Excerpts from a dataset
╔══

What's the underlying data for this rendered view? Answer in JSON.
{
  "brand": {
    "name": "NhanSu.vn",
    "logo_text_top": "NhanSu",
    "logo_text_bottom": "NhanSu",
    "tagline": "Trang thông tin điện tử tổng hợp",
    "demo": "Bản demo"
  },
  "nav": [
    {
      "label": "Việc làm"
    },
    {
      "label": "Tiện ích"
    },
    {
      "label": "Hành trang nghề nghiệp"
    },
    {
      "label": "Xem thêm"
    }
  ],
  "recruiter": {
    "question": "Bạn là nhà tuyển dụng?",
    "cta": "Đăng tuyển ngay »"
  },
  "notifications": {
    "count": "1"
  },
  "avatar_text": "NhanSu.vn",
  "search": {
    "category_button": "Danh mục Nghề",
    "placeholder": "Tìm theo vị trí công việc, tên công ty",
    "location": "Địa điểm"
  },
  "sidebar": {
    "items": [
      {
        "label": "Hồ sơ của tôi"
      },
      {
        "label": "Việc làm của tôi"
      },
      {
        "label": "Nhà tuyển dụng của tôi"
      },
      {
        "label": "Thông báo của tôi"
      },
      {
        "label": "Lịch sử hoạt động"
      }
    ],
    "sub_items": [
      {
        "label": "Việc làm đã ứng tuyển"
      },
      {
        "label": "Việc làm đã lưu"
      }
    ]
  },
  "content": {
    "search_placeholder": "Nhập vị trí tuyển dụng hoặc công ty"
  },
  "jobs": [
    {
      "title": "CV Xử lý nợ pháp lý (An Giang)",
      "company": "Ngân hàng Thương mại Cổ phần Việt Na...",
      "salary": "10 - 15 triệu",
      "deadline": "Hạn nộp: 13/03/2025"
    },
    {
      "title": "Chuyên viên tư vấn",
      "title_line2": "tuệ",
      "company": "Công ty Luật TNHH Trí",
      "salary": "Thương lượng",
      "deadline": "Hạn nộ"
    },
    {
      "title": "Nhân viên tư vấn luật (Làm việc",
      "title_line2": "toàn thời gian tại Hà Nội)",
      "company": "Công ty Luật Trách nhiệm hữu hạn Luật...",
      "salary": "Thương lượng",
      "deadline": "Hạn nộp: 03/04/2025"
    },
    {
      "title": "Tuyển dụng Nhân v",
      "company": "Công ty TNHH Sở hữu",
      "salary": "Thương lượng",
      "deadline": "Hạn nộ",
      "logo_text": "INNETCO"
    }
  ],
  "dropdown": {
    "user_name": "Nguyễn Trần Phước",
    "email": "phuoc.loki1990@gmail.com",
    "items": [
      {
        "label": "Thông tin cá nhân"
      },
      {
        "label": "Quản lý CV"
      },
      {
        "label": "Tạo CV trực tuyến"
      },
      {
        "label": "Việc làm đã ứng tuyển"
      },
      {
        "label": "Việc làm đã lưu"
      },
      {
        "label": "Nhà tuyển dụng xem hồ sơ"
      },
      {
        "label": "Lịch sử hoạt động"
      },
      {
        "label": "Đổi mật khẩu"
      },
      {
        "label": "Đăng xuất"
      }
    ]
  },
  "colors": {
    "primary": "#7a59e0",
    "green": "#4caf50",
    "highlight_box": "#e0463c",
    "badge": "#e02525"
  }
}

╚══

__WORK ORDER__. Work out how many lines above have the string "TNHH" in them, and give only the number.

__RESPONSE__. 2